Normalcy Bias – The refusal to plan for something simply because we haven’t experienced it before. Think about retirement. You won’t know how it feels to retire until you actually do it. Wouldn’t it be nice to have planned for it anyway?
Omission Bias – The tendency to judge harmful actions as worse than equally harmful inactions.
Optimism Bias – The tendency to overestimate the likelihood of favourable or pleasing outcomes based on a decision. This is why millions of people play the lottery but neglect their savings.
Overconfidence Bias – Excessive confidence in one’s own ability. This is why we trust ourselves over impartial professionals when it comes to making financial decisions.
Paralysis by Analysis – over-analysing a situation to the extent that a decision is never actually taken, effectively paralysing our ability to actually reach a conclusion. When presented with too many options, we simply lose the ability to function rationally.
Post-Purchase Rationalisation – The tendency to convince yourself through rational argument that a purchase was good value.
Projection Bias – The tendency to overestimate how much our future selves will share our current views, values, opinions and preferences. You may continue working towards a goal that has since become unimportant.
Regret Aversion – The tendency to avoid making decisions through fear of regret.
Restraint Bias – Overestimating our ability to show restraint in the face of temptation. Thinking we have a grip on credit card debt (nobody does).
Risk Compensation – The propensity to increase risks when perceived safety increases. We may take greater risk with our pension pot if we have other guaranteed retirement income, only to be devastated when our fund value dramatically declines.
Status Quo Bias – Preferring things to stay the same, regardless of potentially better options.

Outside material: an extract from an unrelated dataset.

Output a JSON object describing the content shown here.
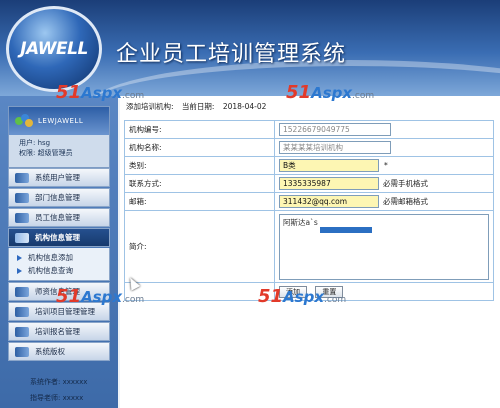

Sunk Cost Fallacy – Justifying increased belief in a decision based on previous decisions, despite new evidence suggesting the decision was probably wrong. The more you invest, the harder it becomes to let go.